» SOURCE RECORDS
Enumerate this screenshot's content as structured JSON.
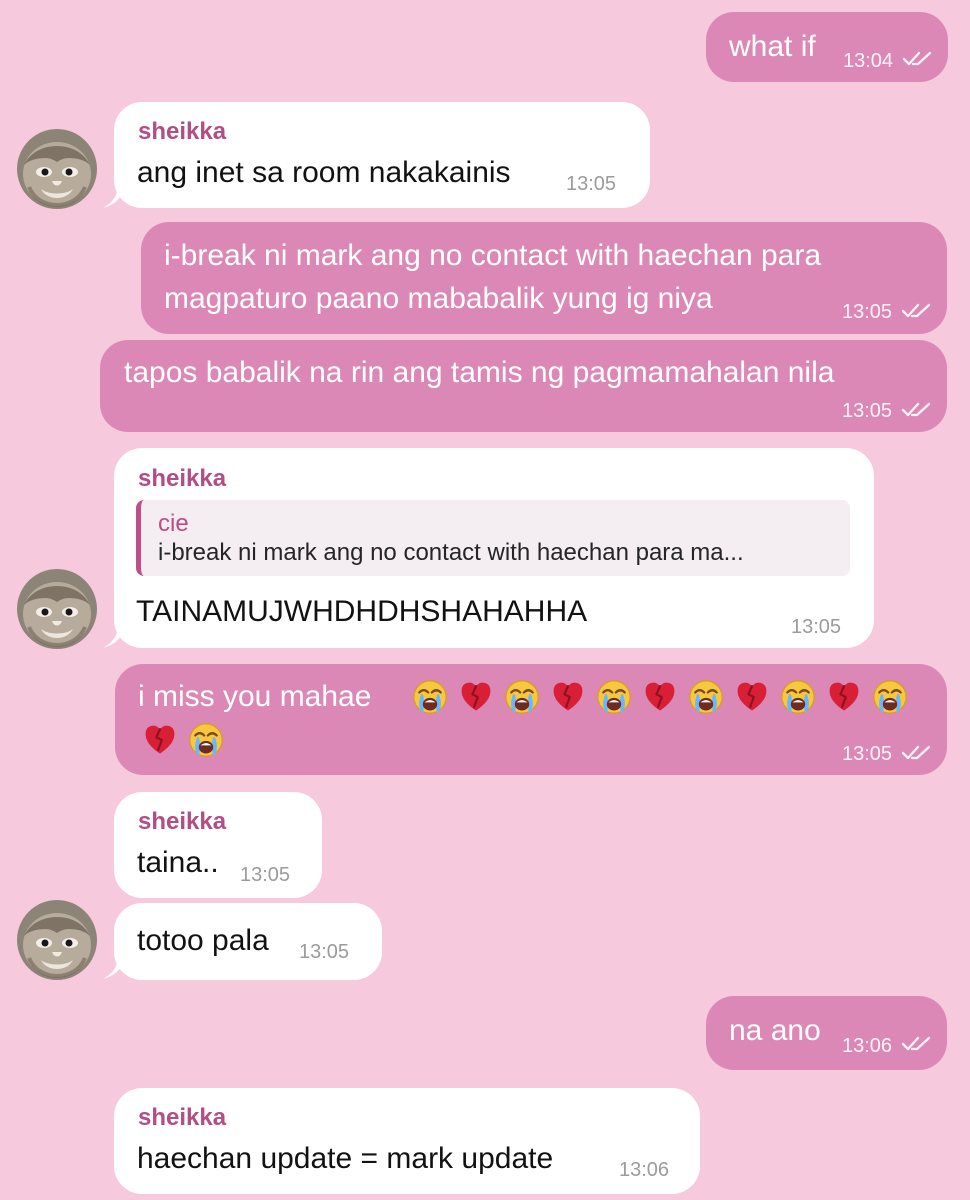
{
  "colors": {
    "background": "#f6c9dc",
    "incoming_bubble": "#ffffff",
    "outgoing_bubble": "#dc88b7",
    "sender_name": "#b24d86",
    "reply_bar": "#bf4d87"
  },
  "icons": {
    "read_receipt": "double-check-icon",
    "avatar": "profile-avatar",
    "crying_emoji": "loudly-crying-face-emoji",
    "broken_heart_emoji": "broken-heart-emoji"
  },
  "messages": [
    {
      "direction": "outgoing",
      "text": "what if",
      "time": "13:04",
      "read_receipt": "double-check-icon"
    },
    {
      "direction": "incoming",
      "sender": "sheikka",
      "text": "ang inet sa room nakakainis",
      "time": "13:05"
    },
    {
      "direction": "outgoing",
      "text_lines": [
        "i-break ni mark ang no contact with haechan para",
        "magpaturo paano mababalik yung ig niya"
      ],
      "time": "13:05",
      "read_receipt": "double-check-icon"
    },
    {
      "direction": "outgoing",
      "text": "tapos babalik na rin ang tamis ng pagmamahalan nila",
      "time": "13:05",
      "read_receipt": "double-check-icon"
    },
    {
      "direction": "incoming",
      "sender": "sheikka",
      "reply_to": {
        "name": "cie",
        "text": "i-break ni mark ang no contact with haechan para ma..."
      },
      "text": "TAINAMUJWHDHDHSHAHAHHA",
      "time": "13:05"
    },
    {
      "direction": "outgoing",
      "text": "i miss you mahae",
      "emoji_line1": [
        "sob",
        "broken_heart",
        "sob",
        "broken_heart",
        "sob",
        "broken_heart",
        "sob",
        "broken_heart",
        "sob",
        "broken_heart",
        "sob"
      ],
      "emoji_line2": [
        "broken_heart",
        "sob"
      ],
      "time": "13:05",
      "read_receipt": "double-check-icon"
    },
    {
      "direction": "incoming",
      "sender": "sheikka",
      "text": "taina..",
      "time": "13:05"
    },
    {
      "direction": "incoming",
      "text": "totoo pala",
      "time": "13:05"
    },
    {
      "direction": "outgoing",
      "text": "na ano",
      "time": "13:06",
      "read_receipt": "double-check-icon"
    },
    {
      "direction": "incoming",
      "sender": "sheikka",
      "text": "haechan update = mark update",
      "time": "13:06"
    }
  ]
}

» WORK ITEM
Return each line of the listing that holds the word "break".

» WORKED SOLUTION
        "i-break ni mark ang no contact with haechan para",
        "text": "i-break ni mark ang no contact with haechan para ma..."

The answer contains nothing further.